Sometimes less is more, but Lovecraft's story, while very subtle in many respects, is not really about that. He described it as "a study in mood", and it is that. But it is also one of the most original and frightening depictions of body-horror ever imagined - what with cancerous effects on vegetables, animals and humans, all united in an universal, almost gnostic plight of the organic existence. In his story people deteriorate just like their rotten fruits and their diseased swine: they melt, crumble and fall to dust. THE COLOR is way too restrained to capture this particular effect of the story, and the little it shows is, sadly, done with computer instead of with practical effects. Actual make-up EFX would be far closer to Lovecraft's intrinsic concept of organic dread, and the latter is sorely lacking in this film.
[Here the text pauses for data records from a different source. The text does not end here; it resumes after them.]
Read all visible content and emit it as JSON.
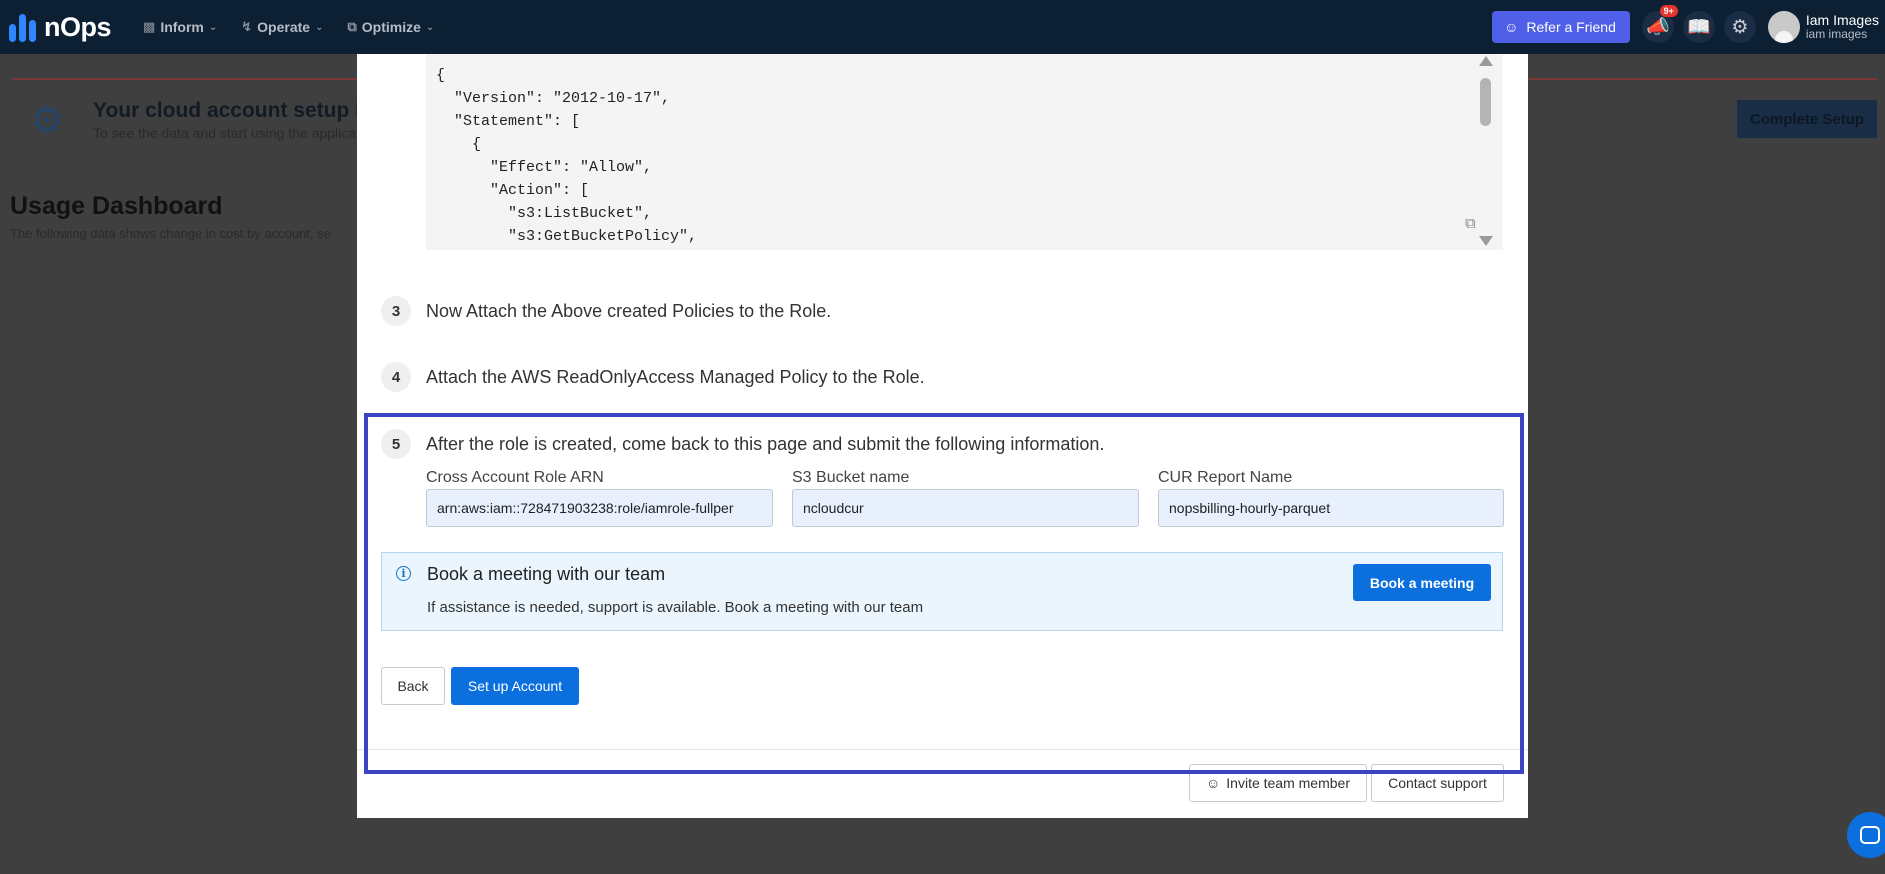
{
  "nav": {
    "logo": "nOps",
    "menu": [
      {
        "label": "Inform",
        "icon": "chart-icon"
      },
      {
        "label": "Operate",
        "icon": "bolt-icon"
      },
      {
        "label": "Optimize",
        "icon": "layers-icon"
      }
    ],
    "refer_label": "Refer a Friend",
    "notification_badge": "9+",
    "user_name": "Iam Images",
    "user_sub": "iam images"
  },
  "background": {
    "banner_title": "Your cloud account setup is",
    "banner_sub": "To see the data and start using the applica",
    "complete_setup_label": "Complete Setup",
    "usage_title": "Usage Dashboard",
    "usage_sub": "The following data shows change in cost by account, se"
  },
  "code": {
    "lines": [
      "{",
      "  \"Version\": \"2012-10-17\",",
      "  \"Statement\": [",
      "    {",
      "      \"Effect\": \"Allow\",",
      "      \"Action\": [",
      "        \"s3:ListBucket\",",
      "        \"s3:GetBucketPolicy\","
    ]
  },
  "steps": {
    "s3": {
      "num": "3",
      "text": "Now Attach the Above created Policies to the Role."
    },
    "s4": {
      "num": "4",
      "text": "Attach the AWS ReadOnlyAccess Managed Policy to the Role."
    },
    "s5": {
      "num": "5",
      "text": "After the role is created, come back to this page and submit the following information."
    }
  },
  "form": {
    "arn_label": "Cross Account Role ARN",
    "arn_value": "arn:aws:iam::728471903238:role/iamrole-fullper",
    "bucket_label": "S3 Bucket name",
    "bucket_value": "ncloudcur",
    "cur_label": "CUR Report Name",
    "cur_value": "nopsbilling-hourly-parquet"
  },
  "meeting": {
    "title": "Book a meeting with our team",
    "subtitle": "If assistance is needed, support is available. Book a meeting with our team",
    "button": "Book a meeting"
  },
  "actions": {
    "back": "Back",
    "setup": "Set up Account",
    "invite": "Invite team member",
    "contact": "Contact support"
  },
  "colors": {
    "nav_bg": "#0d1f33",
    "primary": "#0b6fde",
    "refer": "#4f5fe8",
    "highlight": "#3c44c3"
  }
}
The most damaging fault, however, lies in the film's almost parasitic attitude towards the story. THE COLOR conveys most of the events and concepts that Lovecraft wrote about, yet rarely feels like a true film, but rather as an illustration of the story's events. In other words, the text is not adequately translated into the language of cinema: the events are not fully dramatized the way movies do, so that the effect is somewhat equivalent to those Classics Illustrated comics which are not really, fully comics so much as illustrated key points of events of a given story. Or, eqivalent to those BBC adaptations of literary classics made for TV, so full of respect for the written word that they rarely use the visuals and sound for a stylization above literal illustration. Of course, THE COLOUR is not as dull or uninspired as the mentioned examples, but it has a similar attitude of describing rather than cinematically embodying the story. It results in an effect of detachment on part of the viewer who remains mostly unaffected emotionally by what's on screen. There should've been more drama of a family falling apart, more horror of bodies falling apart, more terror of a nature suddenly gone very, very wrong. Hints of all that are present, but are not fully realized.
With all that's said above, THE COLOR remains one of the best and most ambitious Lovecraft adaptations ever made; what it achieves is quite respectable and worthy of support; there are flashes of brilliance, occasionally inspired images and a memorable mood, so that this film is strongly recommended to all those who love H. P. Lovecraft's writings, because they are its prime audience. Those who yearn for unconventional, weird, spooky horror can also give it a try. It is a solid signpost in the right direction and I hope the director will continue following it and aiming for the skies.
Review by Dejan Ognjanovic